A Adenosine tri-phosphate (ATP) is a chemical that is produced in every living cell. So its presence on a surface tells us that there is something on that surface that is, or was recently, alive. An area or surface to be tested is swabbed, the swab is placed into a holder containing a chemical solution that prevents ATP degradation and is then placed into an illuminometer, which determines the detection of ATP residual in relative light units (RLU) which is emitted from the swab. Acceptable RLU values vary from system-to-system and currently there is not a standard pass/fail unit of measurement across the various manufacturers’ ATP testing systems. One manufacturer might say that a pass would be an RLU below 25 while another might claim a pass would be anything below 250 RLUs.

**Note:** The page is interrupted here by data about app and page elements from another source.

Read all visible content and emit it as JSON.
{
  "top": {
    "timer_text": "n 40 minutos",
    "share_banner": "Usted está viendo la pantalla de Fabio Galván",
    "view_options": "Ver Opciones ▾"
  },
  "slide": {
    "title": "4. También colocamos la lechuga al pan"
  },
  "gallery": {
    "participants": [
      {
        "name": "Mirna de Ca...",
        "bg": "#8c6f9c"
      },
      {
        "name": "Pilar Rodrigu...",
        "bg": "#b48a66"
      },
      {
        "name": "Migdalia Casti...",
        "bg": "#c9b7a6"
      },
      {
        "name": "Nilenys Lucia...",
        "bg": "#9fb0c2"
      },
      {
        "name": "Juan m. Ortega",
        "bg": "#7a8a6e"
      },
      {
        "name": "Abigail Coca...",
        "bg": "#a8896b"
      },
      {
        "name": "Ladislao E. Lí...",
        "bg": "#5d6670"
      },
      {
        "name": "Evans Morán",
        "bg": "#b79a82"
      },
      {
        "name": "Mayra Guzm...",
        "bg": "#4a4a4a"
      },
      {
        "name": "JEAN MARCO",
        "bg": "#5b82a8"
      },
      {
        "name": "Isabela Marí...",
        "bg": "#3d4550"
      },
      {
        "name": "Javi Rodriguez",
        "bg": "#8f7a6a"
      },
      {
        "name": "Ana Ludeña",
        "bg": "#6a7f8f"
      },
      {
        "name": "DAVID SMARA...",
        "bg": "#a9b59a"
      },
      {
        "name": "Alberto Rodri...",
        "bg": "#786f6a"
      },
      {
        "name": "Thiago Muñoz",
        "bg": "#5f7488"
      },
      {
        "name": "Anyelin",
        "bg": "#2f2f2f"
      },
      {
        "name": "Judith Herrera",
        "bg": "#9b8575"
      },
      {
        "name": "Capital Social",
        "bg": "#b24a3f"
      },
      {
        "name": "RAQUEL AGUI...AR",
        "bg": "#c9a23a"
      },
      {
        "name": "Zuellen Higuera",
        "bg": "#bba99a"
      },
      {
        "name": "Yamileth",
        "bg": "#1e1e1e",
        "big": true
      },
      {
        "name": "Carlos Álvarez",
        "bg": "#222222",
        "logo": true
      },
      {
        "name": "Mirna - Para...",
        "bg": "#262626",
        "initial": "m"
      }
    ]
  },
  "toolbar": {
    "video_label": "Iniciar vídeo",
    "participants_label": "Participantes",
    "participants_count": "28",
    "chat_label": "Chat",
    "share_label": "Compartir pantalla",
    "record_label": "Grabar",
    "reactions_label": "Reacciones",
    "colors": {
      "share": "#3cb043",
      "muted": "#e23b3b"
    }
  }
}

ATP testing has been around for many years. It originated in, and is still used to effectively monitor equipment and surfaces in the food and environmental industries. In these industries highly invasive medical devices are not used or tested and the measure of “clean” does not have the same impact. ATP is not present in viruses nor is it present in components such as protein, carbohydrate, hemoglobin, lipids, and the like, which are the precise soils we are confronted with in CS when cleaning invasive medical devices and surgical instruments. ATP degrades over a period of time and once it does degrade it cannot be detected. This means it is possible to get a pass reading in ATP detection yet still have visible organic soil remaining on an object . In the photo below, a sample of dried blood on a stainless steel plate was taken utilizing an ATP device. You will note visible blood is on the swab yet the ATP reader detected a zero RLU reading, meaning there was no ATP present despite the presence of blood. We obviously would not want to use a medical device in surgery with residual soil remaining on it. It would be more appropriate to use actual organic soil detection testing devices on invasive medical devices and surgical instruments which are cable of detecting organic soil such as protein, carbohydrate, hemoglobin, lipids and the like.

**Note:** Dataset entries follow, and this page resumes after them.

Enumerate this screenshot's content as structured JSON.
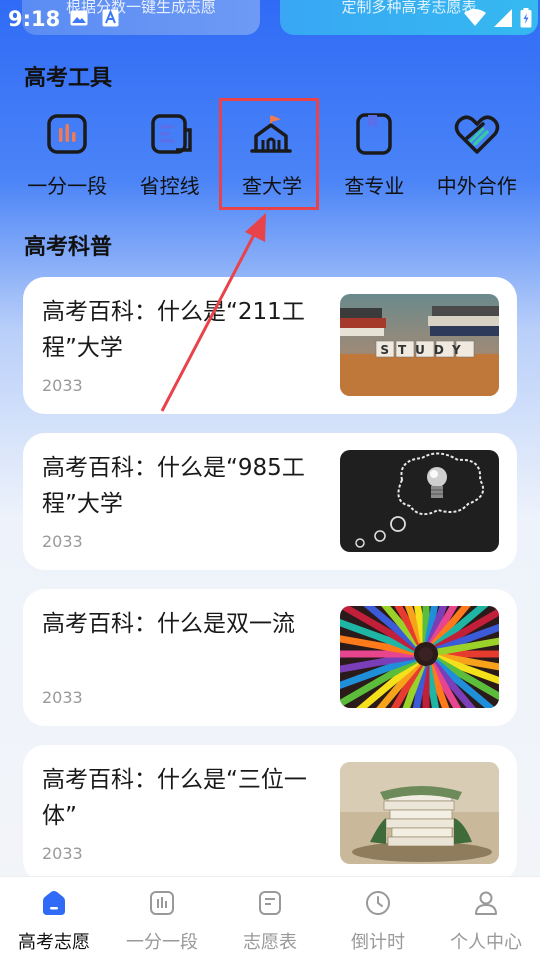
{
  "status_bar": {
    "time": "9:18",
    "icons": [
      "image-icon",
      "a-text-icon",
      "wifi-icon",
      "signal-icon",
      "battery-icon"
    ]
  },
  "banners": [
    {
      "text": "根据分数一键生成志愿"
    },
    {
      "text": "定制多种高考志愿表"
    }
  ],
  "tools_section": {
    "title": "高考工具",
    "items": [
      {
        "label": "一分一段",
        "icon": "bar-chart-icon"
      },
      {
        "label": "省控线",
        "icon": "document-icon"
      },
      {
        "label": "查大学",
        "icon": "university-icon"
      },
      {
        "label": "查专业",
        "icon": "bookmark-book-icon"
      },
      {
        "label": "中外合作",
        "icon": "handshake-heart-icon"
      }
    ],
    "highlighted_item": "查大学"
  },
  "science_section": {
    "title": "高考科普",
    "articles": [
      {
        "title": "高考百科：什么是“211工程”大学",
        "year": "2033",
        "thumb_word": "STUDY"
      },
      {
        "title": "高考百科：什么是“985工程”大学",
        "year": "2033"
      },
      {
        "title": "高考百科：什么是双一流",
        "year": "2033"
      },
      {
        "title": "高考百科：什么是“三位一体”",
        "year": "2033"
      }
    ]
  },
  "bottom_nav": {
    "items": [
      {
        "label": "高考志愿",
        "icon": "home-icon",
        "active": true
      },
      {
        "label": "一分一段",
        "icon": "bar-chart-icon",
        "active": false
      },
      {
        "label": "志愿表",
        "icon": "list-icon",
        "active": false
      },
      {
        "label": "倒计时",
        "icon": "clock-icon",
        "active": false
      },
      {
        "label": "个人中心",
        "icon": "user-icon",
        "active": false
      }
    ]
  },
  "colors": {
    "primary": "#2f6bf6",
    "highlight": "#e8424a",
    "accent_orange": "#f07b52"
  }
}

Ray Taurasi is Eastern Regional Director of Clinical Sales and Services for Healthmark Industries. His healthcare career spans over three decades as an Administrator, Educator, Technologist and Consultant. He is a member of AORN, AHA, SGNA, AAMI and a past president of IAHCSMM and has served on and contributed to many national committees with a myriad of professional organizations, manufacturers, corporations and prestigious healthcare networks. Taurasi has been a faculty member of numerous colleges teaching in the divisions of business administration and health sciences. In addition to this column he has authored several articles and has been a featured speaker on the international scene.